Information —
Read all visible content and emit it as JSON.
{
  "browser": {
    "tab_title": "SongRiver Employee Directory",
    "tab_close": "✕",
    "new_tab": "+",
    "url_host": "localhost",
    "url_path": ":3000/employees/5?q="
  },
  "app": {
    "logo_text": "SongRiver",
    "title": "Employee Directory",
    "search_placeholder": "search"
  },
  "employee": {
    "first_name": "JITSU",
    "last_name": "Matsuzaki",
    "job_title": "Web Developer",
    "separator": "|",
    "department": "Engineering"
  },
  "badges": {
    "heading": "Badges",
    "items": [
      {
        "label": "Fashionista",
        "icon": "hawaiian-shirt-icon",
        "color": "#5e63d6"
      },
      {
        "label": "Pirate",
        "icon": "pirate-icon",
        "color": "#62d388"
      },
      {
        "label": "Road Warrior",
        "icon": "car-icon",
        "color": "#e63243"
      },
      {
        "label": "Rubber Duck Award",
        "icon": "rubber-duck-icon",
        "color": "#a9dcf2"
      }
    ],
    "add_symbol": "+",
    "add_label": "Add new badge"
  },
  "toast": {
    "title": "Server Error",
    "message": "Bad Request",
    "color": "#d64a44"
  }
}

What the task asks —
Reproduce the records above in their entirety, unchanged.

The answer —
Read all visible content and emit it as JSON.
{
  "browser": {
    "tab_title": "SongRiver Employee Directory",
    "tab_close": "✕",
    "new_tab": "+",
    "url_host": "localhost",
    "url_path": ":3000/employees/5?q="
  },
  "app": {
    "logo_text": "SongRiver",
    "title": "Employee Directory",
    "search_placeholder": "search"
  },
  "employee": {
    "first_name": "JITSU",
    "last_name": "Matsuzaki",
    "job_title": "Web Developer",
    "separator": "|",
    "department": "Engineering"
  },
  "badges": {
    "heading": "Badges",
    "items": [
      {
        "label": "Fashionista",
        "icon": "hawaiian-shirt-icon",
        "color": "#5e63d6"
      },
      {
        "label": "Pirate",
        "icon": "pirate-icon",
        "color": "#62d388"
      },
      {
        "label": "Road Warrior",
        "icon": "car-icon",
        "color": "#e63243"
      },
      {
        "label": "Rubber Duck Award",
        "icon": "rubber-duck-icon",
        "color": "#a9dcf2"
      }
    ],
    "add_symbol": "+",
    "add_label": "Add new badge"
  },
  "toast": {
    "title": "Server Error",
    "message": "Bad Request",
    "color": "#d64a44"
  }
}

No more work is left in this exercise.